• _Data in this exercise_:
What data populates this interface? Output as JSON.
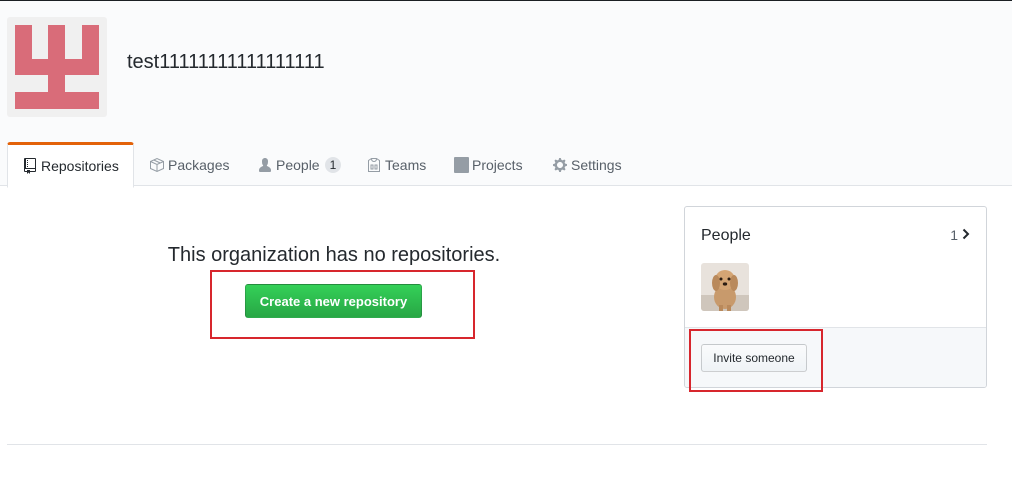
{
  "org": {
    "name": "test11111111111111111",
    "avatar_color": "#d96c79"
  },
  "tabs": [
    {
      "label": "Repositories",
      "icon": "repo-icon",
      "selected": true
    },
    {
      "label": "Packages",
      "icon": "package-icon"
    },
    {
      "label": "People",
      "icon": "person-icon",
      "counter": "1"
    },
    {
      "label": "Teams",
      "icon": "jersey-icon"
    },
    {
      "label": "Projects",
      "icon": "project-icon"
    },
    {
      "label": "Settings",
      "icon": "gear-icon"
    }
  ],
  "main": {
    "blank_title": "This organization has no repositories.",
    "create_button": "Create a new repository"
  },
  "people_box": {
    "title": "People",
    "count": "1",
    "invite_button": "Invite someone"
  },
  "colors": {
    "accent_tab": "#e36209",
    "primary_button": "#28a745",
    "highlight_box": "#d7262d"
  }
}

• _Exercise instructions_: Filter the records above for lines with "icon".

• _Answer section_:
      "icon": "repo-icon",
      "icon": "package-icon"
      "icon": "person-icon",
      "icon": "jersey-icon"
      "icon": "project-icon"
      "icon": "gear-icon"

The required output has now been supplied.